» **ABOUT THIS TASK**:
Report each line below that carries the word "time".

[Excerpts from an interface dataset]
[Start of section]

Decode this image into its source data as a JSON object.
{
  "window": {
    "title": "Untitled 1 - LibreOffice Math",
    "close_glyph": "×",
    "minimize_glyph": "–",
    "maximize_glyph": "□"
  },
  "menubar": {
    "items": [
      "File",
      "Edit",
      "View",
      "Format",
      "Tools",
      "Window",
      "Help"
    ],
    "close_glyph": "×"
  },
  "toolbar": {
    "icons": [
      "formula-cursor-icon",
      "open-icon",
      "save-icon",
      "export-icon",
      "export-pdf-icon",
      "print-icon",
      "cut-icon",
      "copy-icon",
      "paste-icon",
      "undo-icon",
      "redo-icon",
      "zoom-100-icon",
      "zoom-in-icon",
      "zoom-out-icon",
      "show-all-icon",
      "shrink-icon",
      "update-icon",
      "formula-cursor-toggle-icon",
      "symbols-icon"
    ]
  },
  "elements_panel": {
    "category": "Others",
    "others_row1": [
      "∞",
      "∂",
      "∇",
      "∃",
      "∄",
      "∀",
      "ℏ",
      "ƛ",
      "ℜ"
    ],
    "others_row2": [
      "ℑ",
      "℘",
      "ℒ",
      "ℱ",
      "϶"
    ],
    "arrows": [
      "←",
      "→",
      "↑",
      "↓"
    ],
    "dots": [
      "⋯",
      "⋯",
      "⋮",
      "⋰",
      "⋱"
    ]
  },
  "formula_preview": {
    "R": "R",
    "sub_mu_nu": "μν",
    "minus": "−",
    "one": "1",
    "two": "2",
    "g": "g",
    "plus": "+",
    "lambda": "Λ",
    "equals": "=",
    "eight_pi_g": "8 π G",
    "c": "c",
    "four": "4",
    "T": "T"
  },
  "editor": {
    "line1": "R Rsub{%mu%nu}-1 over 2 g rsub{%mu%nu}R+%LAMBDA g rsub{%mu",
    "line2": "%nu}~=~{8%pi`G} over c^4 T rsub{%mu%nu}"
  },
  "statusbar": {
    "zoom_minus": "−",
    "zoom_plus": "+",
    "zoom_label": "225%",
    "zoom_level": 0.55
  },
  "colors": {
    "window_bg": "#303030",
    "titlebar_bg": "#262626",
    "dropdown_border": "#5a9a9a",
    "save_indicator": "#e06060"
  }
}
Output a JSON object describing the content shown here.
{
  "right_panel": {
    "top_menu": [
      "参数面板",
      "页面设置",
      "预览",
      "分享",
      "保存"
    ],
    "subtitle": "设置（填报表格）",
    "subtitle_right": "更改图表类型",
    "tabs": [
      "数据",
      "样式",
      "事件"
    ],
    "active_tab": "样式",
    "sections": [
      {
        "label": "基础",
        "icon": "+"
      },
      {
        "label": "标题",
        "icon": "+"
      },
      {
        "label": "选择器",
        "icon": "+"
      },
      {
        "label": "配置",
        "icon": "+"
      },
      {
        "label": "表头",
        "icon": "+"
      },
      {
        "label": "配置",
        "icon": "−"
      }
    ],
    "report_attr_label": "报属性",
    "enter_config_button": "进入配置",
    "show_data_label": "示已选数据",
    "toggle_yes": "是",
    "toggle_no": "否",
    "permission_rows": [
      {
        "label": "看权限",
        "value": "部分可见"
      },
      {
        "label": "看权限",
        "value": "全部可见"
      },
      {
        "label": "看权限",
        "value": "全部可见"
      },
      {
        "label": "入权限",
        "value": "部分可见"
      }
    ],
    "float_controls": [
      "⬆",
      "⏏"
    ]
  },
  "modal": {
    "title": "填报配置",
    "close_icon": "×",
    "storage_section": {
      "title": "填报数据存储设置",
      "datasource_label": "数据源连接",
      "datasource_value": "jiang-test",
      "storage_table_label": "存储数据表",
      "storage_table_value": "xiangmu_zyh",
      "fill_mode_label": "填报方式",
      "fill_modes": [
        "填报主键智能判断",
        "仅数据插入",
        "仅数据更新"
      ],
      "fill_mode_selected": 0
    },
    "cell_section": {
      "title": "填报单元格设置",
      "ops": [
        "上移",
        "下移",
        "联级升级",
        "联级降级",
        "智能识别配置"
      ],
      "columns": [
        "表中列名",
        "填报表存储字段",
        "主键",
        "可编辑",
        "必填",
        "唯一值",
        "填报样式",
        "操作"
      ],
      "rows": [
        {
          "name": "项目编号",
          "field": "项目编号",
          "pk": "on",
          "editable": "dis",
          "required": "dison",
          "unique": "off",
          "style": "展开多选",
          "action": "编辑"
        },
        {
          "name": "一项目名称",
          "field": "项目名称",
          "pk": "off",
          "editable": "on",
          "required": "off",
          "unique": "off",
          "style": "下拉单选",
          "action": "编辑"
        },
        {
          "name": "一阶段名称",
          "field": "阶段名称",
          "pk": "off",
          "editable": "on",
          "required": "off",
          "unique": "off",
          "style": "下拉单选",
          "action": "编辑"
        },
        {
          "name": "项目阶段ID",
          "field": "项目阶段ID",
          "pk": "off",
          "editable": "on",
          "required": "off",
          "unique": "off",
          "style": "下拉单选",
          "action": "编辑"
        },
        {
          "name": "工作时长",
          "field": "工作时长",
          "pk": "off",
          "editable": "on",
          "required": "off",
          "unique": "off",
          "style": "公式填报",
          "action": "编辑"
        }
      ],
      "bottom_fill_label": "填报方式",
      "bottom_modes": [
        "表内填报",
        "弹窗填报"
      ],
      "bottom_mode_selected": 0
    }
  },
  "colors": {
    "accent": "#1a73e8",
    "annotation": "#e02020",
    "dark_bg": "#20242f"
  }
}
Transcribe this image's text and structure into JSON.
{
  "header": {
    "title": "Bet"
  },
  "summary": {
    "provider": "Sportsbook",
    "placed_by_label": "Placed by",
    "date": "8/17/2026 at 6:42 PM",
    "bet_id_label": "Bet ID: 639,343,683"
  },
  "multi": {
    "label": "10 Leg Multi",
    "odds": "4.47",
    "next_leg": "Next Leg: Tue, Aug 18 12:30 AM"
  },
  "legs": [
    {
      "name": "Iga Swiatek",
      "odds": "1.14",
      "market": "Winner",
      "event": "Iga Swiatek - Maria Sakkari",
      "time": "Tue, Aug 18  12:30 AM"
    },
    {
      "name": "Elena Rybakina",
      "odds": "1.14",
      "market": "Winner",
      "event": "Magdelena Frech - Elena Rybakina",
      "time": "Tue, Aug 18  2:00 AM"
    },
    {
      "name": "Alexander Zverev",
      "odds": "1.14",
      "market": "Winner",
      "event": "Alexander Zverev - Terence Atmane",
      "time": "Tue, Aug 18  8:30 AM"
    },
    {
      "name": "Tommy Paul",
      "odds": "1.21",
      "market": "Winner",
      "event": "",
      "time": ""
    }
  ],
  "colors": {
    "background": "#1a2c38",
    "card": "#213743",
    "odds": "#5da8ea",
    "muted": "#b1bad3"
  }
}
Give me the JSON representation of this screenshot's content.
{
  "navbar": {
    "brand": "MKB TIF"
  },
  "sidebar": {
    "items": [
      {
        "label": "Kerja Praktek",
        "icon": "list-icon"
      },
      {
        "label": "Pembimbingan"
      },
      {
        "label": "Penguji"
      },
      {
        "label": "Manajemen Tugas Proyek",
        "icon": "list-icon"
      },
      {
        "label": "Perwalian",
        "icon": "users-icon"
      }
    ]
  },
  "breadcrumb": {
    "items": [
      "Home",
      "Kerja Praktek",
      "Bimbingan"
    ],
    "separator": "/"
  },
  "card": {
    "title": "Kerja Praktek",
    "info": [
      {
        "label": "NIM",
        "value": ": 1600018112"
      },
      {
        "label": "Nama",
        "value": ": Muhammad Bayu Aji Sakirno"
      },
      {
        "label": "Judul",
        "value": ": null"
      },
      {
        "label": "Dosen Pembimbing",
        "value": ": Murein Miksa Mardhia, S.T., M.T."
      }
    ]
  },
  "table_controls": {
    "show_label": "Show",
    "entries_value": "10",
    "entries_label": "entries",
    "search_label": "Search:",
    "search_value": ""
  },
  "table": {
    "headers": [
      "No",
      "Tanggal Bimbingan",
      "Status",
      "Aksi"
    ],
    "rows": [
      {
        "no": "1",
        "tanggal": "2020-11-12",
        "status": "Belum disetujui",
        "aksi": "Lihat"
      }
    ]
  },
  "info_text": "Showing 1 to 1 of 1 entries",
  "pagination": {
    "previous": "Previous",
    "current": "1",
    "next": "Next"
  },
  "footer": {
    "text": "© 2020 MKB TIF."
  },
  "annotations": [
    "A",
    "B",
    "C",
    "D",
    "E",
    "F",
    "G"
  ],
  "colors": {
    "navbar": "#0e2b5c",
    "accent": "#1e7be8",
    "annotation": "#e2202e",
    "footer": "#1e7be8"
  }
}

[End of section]

» **EXERCISE RESPONSE**:
      "time": "Tue, Aug 18  12:30 AM"
      "time": "Tue, Aug 18  2:00 AM"
      "time": "Tue, Aug 18  8:30 AM"
      "time": ""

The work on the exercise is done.